(EXERCISE DESCRIPTION) Return all lines of the data in which the string "title" occurs.

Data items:

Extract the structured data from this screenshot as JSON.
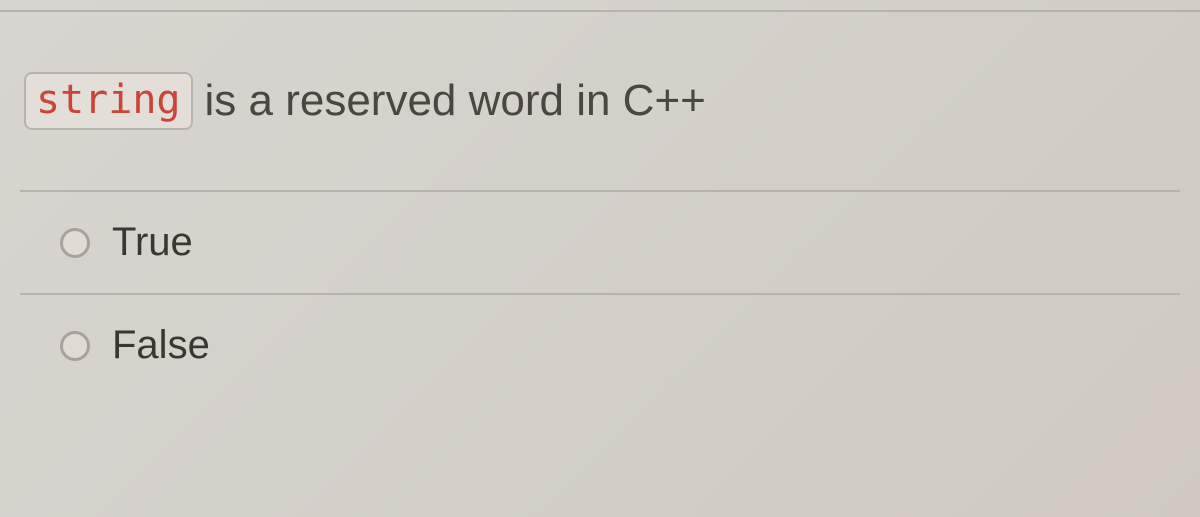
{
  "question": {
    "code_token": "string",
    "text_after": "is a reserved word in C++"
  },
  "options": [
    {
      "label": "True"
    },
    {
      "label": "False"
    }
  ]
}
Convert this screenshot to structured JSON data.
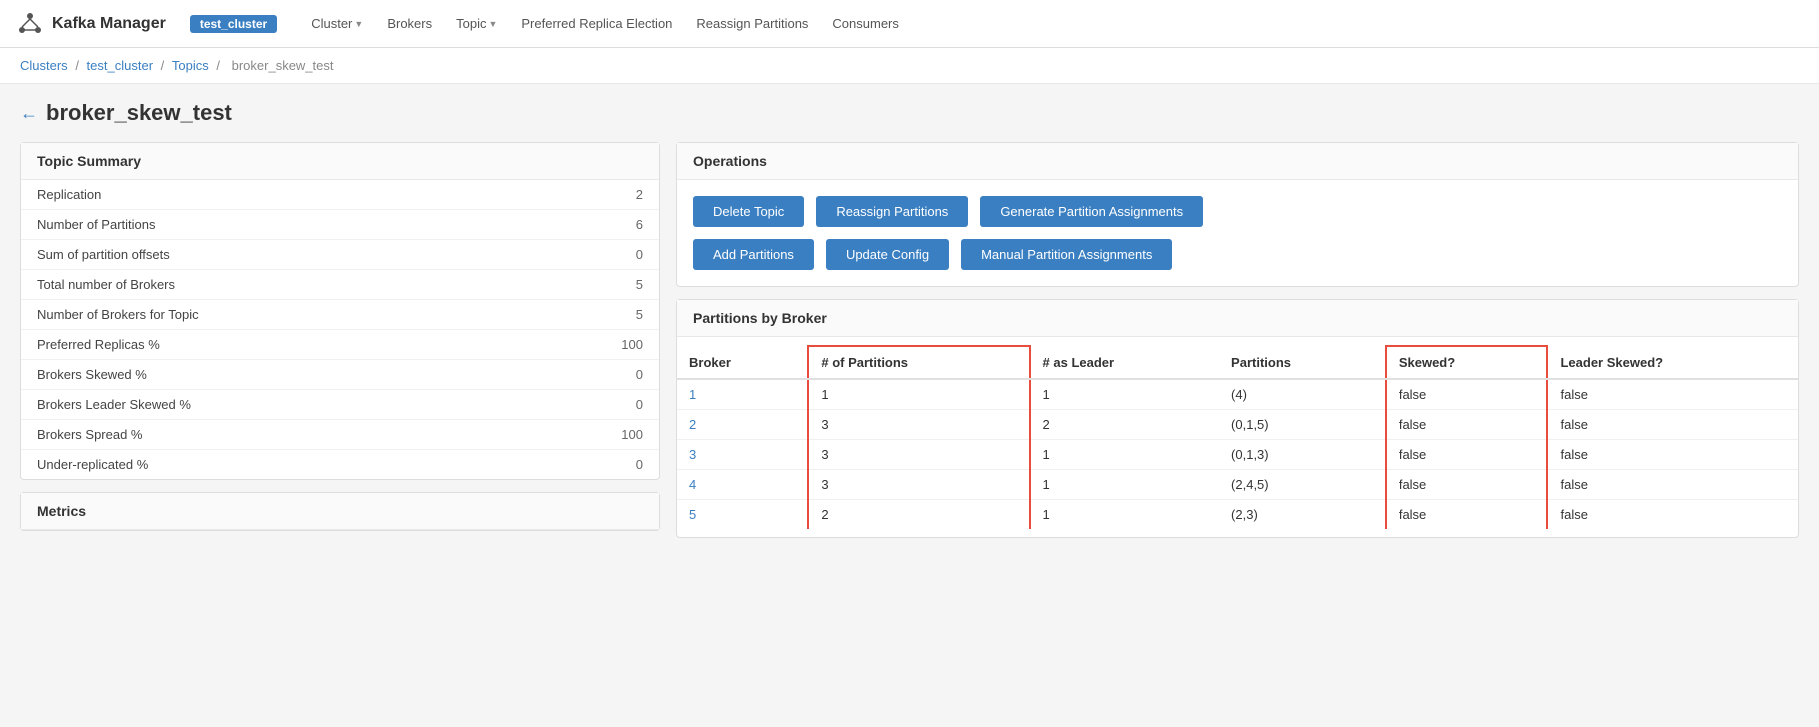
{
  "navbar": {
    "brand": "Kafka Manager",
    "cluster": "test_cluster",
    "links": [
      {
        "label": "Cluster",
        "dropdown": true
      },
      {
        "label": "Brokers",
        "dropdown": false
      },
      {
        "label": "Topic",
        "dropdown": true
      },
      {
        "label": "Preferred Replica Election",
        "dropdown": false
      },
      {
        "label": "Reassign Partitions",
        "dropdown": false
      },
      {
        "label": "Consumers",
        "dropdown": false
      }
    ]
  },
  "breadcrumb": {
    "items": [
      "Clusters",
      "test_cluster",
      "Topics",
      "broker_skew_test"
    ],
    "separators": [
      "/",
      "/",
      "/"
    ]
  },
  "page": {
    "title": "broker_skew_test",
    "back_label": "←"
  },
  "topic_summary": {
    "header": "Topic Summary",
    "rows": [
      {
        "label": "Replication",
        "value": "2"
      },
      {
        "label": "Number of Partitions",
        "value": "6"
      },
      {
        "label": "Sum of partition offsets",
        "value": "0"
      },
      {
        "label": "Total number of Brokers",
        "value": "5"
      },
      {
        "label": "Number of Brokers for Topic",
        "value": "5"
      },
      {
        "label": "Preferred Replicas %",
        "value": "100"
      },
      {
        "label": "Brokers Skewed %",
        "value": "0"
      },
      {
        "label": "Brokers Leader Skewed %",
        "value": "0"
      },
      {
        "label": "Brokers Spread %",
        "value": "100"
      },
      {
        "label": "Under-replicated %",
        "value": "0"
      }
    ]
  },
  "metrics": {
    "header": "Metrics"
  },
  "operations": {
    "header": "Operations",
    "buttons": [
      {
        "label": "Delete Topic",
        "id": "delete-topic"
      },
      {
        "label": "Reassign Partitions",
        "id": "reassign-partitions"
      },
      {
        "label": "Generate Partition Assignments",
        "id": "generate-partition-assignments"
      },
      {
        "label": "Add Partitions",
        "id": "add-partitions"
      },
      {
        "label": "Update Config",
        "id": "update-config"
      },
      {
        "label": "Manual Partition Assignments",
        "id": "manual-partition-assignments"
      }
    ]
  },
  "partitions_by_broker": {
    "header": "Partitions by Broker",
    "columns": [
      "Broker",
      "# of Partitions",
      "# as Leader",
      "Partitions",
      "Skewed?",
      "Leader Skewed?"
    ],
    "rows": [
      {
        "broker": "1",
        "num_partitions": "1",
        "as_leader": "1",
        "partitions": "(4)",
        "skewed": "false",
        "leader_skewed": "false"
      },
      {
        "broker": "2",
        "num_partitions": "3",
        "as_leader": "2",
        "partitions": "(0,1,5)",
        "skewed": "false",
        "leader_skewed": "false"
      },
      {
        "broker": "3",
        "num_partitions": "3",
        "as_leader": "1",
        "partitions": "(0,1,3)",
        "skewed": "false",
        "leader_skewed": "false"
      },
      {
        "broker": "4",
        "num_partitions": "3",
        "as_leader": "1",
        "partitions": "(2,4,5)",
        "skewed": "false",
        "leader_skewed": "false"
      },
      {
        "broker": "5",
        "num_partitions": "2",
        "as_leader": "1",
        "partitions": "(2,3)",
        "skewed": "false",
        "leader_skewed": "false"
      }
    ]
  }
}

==

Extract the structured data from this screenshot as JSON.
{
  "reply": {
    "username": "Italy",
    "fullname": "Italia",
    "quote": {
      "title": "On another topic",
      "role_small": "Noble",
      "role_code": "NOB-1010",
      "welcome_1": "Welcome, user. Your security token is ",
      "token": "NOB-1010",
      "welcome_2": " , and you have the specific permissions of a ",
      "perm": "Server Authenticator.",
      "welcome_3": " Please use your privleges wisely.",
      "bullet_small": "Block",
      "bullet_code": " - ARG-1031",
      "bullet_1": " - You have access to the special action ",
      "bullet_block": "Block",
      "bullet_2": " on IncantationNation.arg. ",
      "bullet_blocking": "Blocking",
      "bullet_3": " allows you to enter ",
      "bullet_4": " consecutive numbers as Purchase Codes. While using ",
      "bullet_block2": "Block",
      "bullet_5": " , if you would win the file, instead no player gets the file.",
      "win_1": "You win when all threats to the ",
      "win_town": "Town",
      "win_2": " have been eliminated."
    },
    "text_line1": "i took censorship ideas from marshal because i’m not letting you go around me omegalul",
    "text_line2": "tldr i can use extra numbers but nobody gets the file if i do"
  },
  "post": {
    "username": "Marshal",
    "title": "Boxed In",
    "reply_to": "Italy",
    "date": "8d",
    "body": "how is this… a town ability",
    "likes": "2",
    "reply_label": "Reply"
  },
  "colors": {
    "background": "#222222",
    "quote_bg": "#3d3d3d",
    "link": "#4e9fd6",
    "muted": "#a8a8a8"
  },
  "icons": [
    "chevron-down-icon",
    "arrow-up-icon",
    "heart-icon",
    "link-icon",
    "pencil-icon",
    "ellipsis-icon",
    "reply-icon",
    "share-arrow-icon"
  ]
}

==

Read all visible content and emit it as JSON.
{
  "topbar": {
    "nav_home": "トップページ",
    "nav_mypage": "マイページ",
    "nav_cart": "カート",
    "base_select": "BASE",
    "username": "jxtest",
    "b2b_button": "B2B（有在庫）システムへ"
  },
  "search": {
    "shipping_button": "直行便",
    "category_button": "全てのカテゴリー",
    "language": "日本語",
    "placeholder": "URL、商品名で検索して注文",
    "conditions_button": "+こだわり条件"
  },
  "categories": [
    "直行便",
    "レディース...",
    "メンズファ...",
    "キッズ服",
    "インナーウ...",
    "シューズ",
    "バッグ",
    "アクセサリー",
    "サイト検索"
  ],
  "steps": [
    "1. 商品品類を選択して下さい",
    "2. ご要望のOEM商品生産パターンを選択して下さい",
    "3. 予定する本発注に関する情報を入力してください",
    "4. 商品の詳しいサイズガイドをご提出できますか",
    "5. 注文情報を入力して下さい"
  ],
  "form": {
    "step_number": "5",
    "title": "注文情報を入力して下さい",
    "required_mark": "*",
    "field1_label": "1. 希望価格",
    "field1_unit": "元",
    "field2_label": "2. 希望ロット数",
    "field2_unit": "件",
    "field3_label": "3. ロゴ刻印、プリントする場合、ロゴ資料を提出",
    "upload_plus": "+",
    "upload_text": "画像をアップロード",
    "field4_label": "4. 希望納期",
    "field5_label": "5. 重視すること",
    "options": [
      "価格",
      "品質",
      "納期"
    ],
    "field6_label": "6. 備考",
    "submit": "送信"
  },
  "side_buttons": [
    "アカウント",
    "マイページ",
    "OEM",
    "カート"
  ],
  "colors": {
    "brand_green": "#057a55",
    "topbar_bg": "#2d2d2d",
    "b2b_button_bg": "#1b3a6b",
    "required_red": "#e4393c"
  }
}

(RESPONSE BELOW)
    "title": "broker_skew_test",
      "title": "On another topic",
    "title": "Boxed In",
    "title": "注文情報を入力して下さい",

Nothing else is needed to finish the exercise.